As we move into 2018, I am reflecting on the brand new program we launched this fall: the JCUA Organizing Fellowship. Although the first cohort has only been together a few months, completing the 2017 portion of our time together feels like a transitional event. We have already done so much learning, building and stretching, and it’s important to recognize this moment.
Early in October, seven students from five different Chicagoland colleges and universities joined me to grapple with local racial and economic justice issues, begin to hone our skills in community organizing, and unpack what it means to pursue justice Jewishly. Each fellow came with a different understanding of social change, a different relationship to Judaism, and a different experience with Chicago issues.
Through bi-weekly workshops, skill building, and engagement with local organizing efforts, the first cohort has begun creating a platform for long term social change, exploring how to embrace and push their community forward, so that as Jews we stand in deep solidarity with other groups who face marginalization and violence. In the time we have spent together, two things stick out to me most about what this program can accomplish. First, it brings much needed understanding and agency to young people across Chicago who now know exactly how things like police misconduct and threats to immigrant communities are allowed to become commonplace. Second, it gives young college-age students, with so much of the energy and autonomy to take action, the opportunity to be pulled in to organizing spaces where they feel accountable to the fight for justice.
Throughout the program, I have had the opportunity to listen to our Fellows as they have taught me what they are learning about local campaigns for police accountability and immigrant rights. They now speak with authority and urgency, and are compelled to spread what they are learning to others on their campus, and to their friends and family. They mention feeling angry but also energized, able to move forward now that they are plugged in to the specific ways our systems need fixing.
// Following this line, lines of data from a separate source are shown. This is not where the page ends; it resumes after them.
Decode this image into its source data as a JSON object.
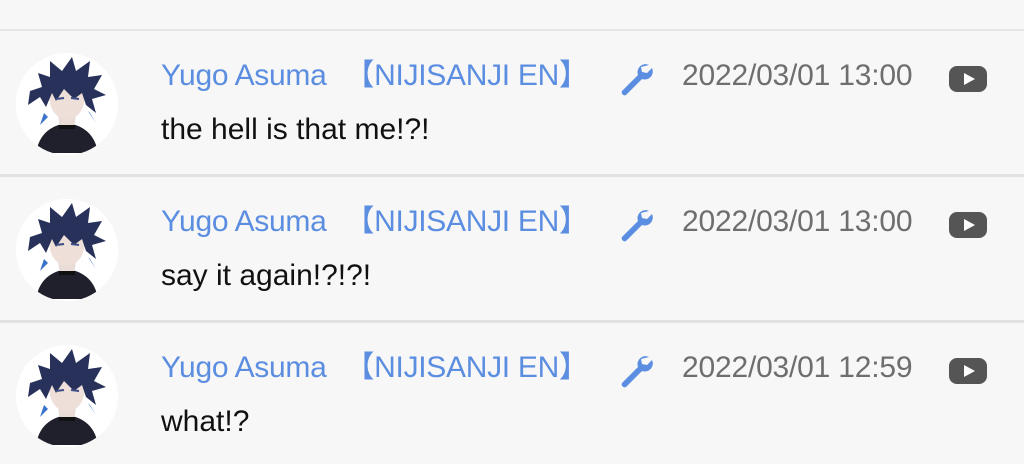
{
  "colors": {
    "author": "#5b8de0",
    "timestamp": "#6e6e6e",
    "message_text": "#111111",
    "background": "#f7f7f7"
  },
  "messages": [
    {
      "author": "Yugo Asuma",
      "tag": "【NIJISANJI EN】",
      "badge_icon": "wrench-icon",
      "timestamp": "2022/03/01 13:00",
      "source_icon": "youtube-icon",
      "text": "the hell is that me!?!"
    },
    {
      "author": "Yugo Asuma",
      "tag": "【NIJISANJI EN】",
      "badge_icon": "wrench-icon",
      "timestamp": "2022/03/01 13:00",
      "source_icon": "youtube-icon",
      "text": "say it again!?!?!"
    },
    {
      "author": "Yugo Asuma",
      "tag": "【NIJISANJI EN】",
      "badge_icon": "wrench-icon",
      "timestamp": "2022/03/01 12:59",
      "source_icon": "youtube-icon",
      "text": "what!?"
    }
  ]
}
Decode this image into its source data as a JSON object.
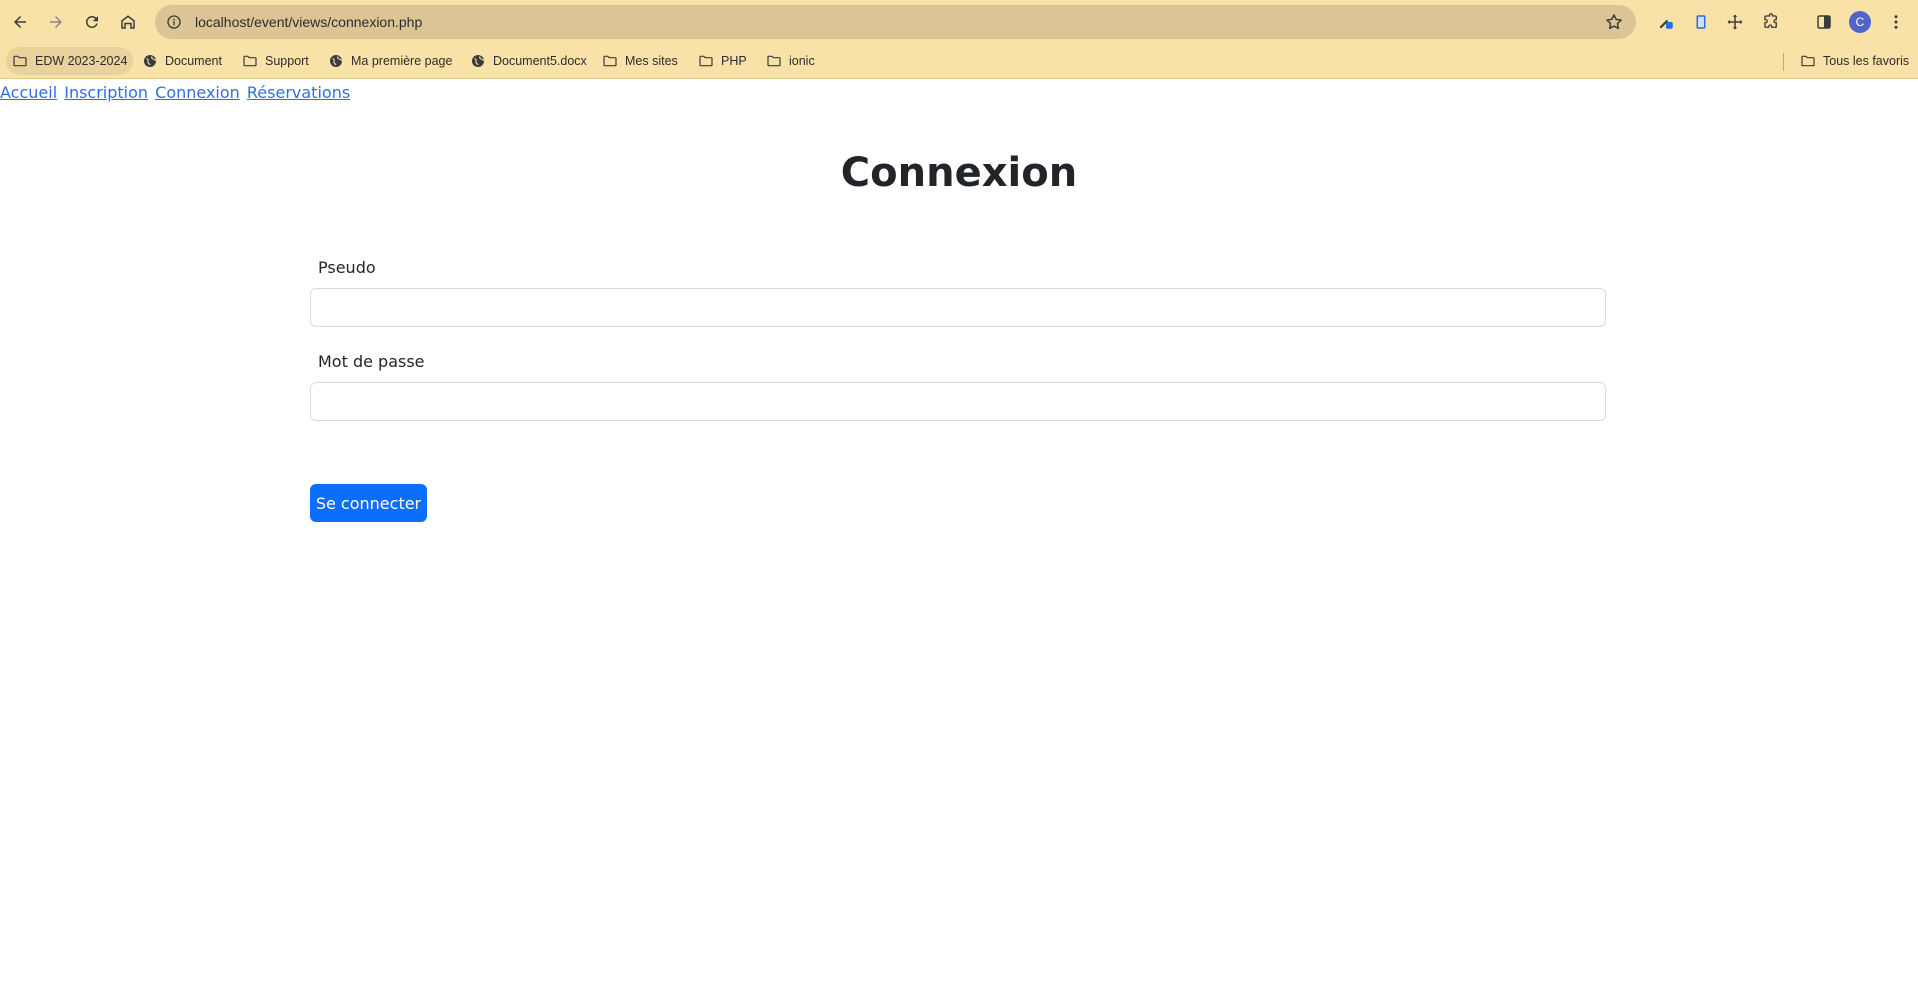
{
  "browser": {
    "url": "localhost/event/views/connexion.php",
    "bookmarks": [
      {
        "label": "EDW 2023-2024",
        "icon": "folder-icon"
      },
      {
        "label": "Document",
        "icon": "globe-icon"
      },
      {
        "label": "Support",
        "icon": "folder-icon"
      },
      {
        "label": "Ma première page",
        "icon": "globe-icon"
      },
      {
        "label": "Document5.docx",
        "icon": "globe-icon"
      },
      {
        "label": "Mes sites",
        "icon": "folder-icon"
      },
      {
        "label": "PHP",
        "icon": "folder-icon"
      },
      {
        "label": "ionic",
        "icon": "folder-icon"
      }
    ],
    "all_bookmarks": "Tous les favoris",
    "profile_initial": "C"
  },
  "nav": {
    "links": [
      "Accueil",
      "Inscription",
      "Connexion",
      "Réservations"
    ]
  },
  "page": {
    "title": "Connexion",
    "pseudo_label": "Pseudo",
    "pseudo_value": "",
    "password_label": "Mot de passe",
    "password_value": "",
    "submit_label": "Se connecter"
  },
  "colors": {
    "chrome_bg": "#f8e2a8",
    "link": "#2f6fe3",
    "primary_button": "#0d6efd"
  }
}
I can also see how they are now more a part of the work we are doing at JCUA, and throughout Chicago. Through relational meetings and involvement in campaign actions and events, they are now closer to the work, to the people who are directly impacted, to their fellow Jews who are already standing up and fighting back. Because of their work to get to know each other and their own communities, they understand what questions to ask to get at the root of why people organize. Because of their participation in community meetings, teach-ins, and rallies, they feel ownership and responsibility for the issues.
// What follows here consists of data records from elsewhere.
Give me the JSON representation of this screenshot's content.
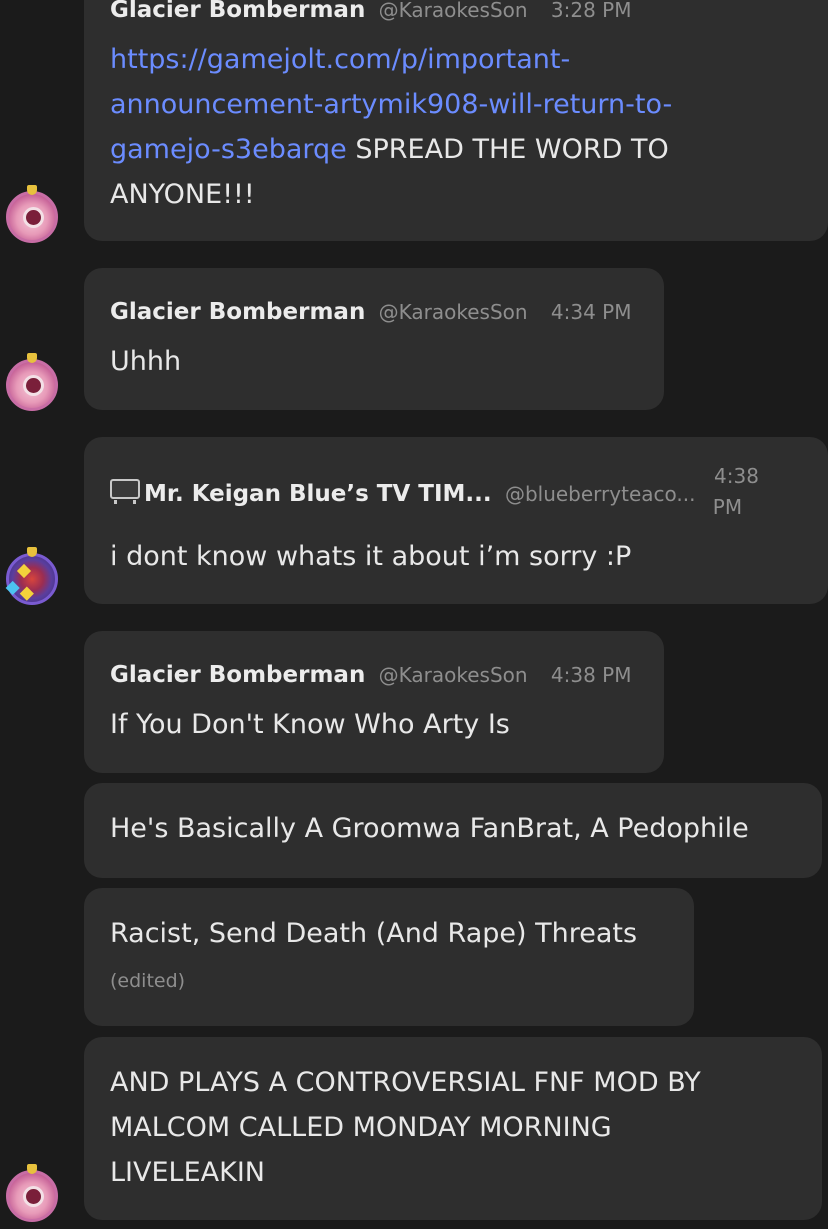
{
  "messages": [
    {
      "name": "Glacier Bomberman",
      "handle": "@KaraokesSon",
      "time": "3:28 PM",
      "link_lines": [
        "https://gamejolt.com/p/important-",
        "announcement-artymik908-will-return-to-",
        "gamejo-s3ebarqe"
      ],
      "text_after_link": " SPREAD THE WORD TO",
      "text_line4": "ANYONE!!!"
    },
    {
      "name": "Glacier Bomberman",
      "handle": "@KaraokesSon",
      "time": "4:34 PM",
      "text": "Uhhh"
    },
    {
      "name": "Mr. Keigan Blue’s TV TIM...",
      "handle": "@blueberryteaco...",
      "time_hour": "4:38",
      "time_ampm": "PM",
      "text": "i dont know whats it about i’m sorry :P"
    },
    {
      "name": "Glacier Bomberman",
      "handle": "@KaraokesSon",
      "time": "4:38 PM",
      "text": "If You Don't Know Who Arty Is"
    },
    {
      "text": "He's Basically A Groomwa FanBrat, A Pedophile"
    },
    {
      "text": "Racist, Send Death (And Rape) Threats",
      "edited": "(edited)"
    },
    {
      "lines": [
        "AND PLAYS A CONTROVERSIAL FNF MOD BY",
        "MALCOM CALLED MONDAY MORNING",
        "LIVELEAKIN"
      ]
    }
  ],
  "colors": {
    "background": "#1b1b1b",
    "bubble": "#2e2e2e",
    "link": "#6b8cff",
    "muted": "#8e8e8e"
  }
}
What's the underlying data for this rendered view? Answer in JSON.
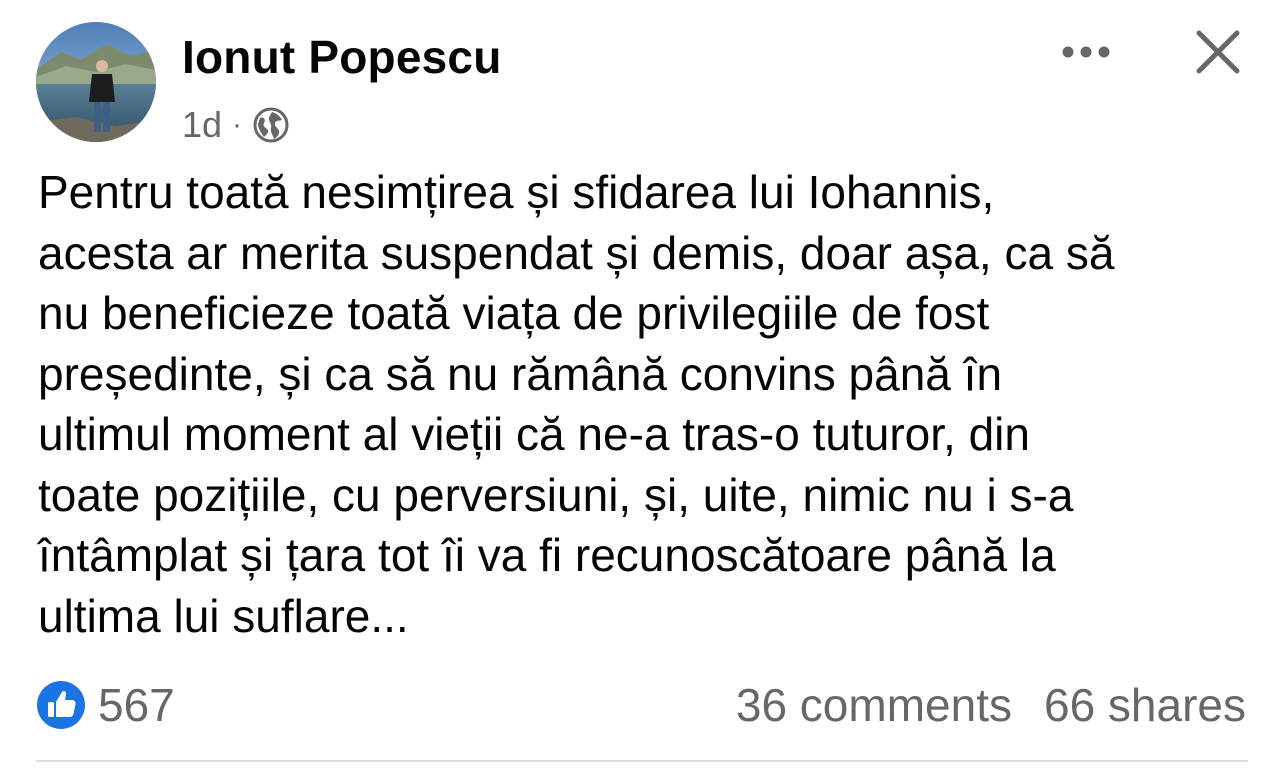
{
  "post": {
    "author": "Ionut Popescu",
    "time": "1d",
    "separator": "·",
    "audience_icon": "globe-icon",
    "text": "Pentru toată nesimțirea și sfidarea lui Iohannis,\nacesta ar merita suspendat și demis, doar așa, ca să\nnu beneficieze toată viața de privilegiile de fost\npreședinte, și ca să nu rămână convins până în\nultimul moment al vieții că ne-a tras-o tuturor, din\ntoate pozițiile, cu perversiuni, și, uite, nimic nu i s-a\nîntâmplat și țara tot îi va fi recunoscătoare până la\nultima lui suflare..."
  },
  "header_actions": {
    "more_icon": "more-options-icon",
    "close_icon": "close-icon"
  },
  "engagement": {
    "reaction_icon": "like-icon",
    "reactions_count": "567",
    "comments": "36 comments",
    "shares": "66 shares"
  },
  "colors": {
    "text_primary": "#050505",
    "text_secondary": "#65676b",
    "like_blue": "#1b74e4",
    "divider": "#dadde1"
  }
}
At one of our last actions of the year, an Organizing Fellow and I led a JCUA contingent to Chicago’s rally to demand a Clean DREAM Act. That evening felt symbolic, as a culminating moment of the ways in which the young people and program staff at JCUA have been brought in closer to the work we are doing because of this new Organizing Fellowship. I am proud of what this first cohort has accomplished thus far, and am eager for the next half of our year together to begin.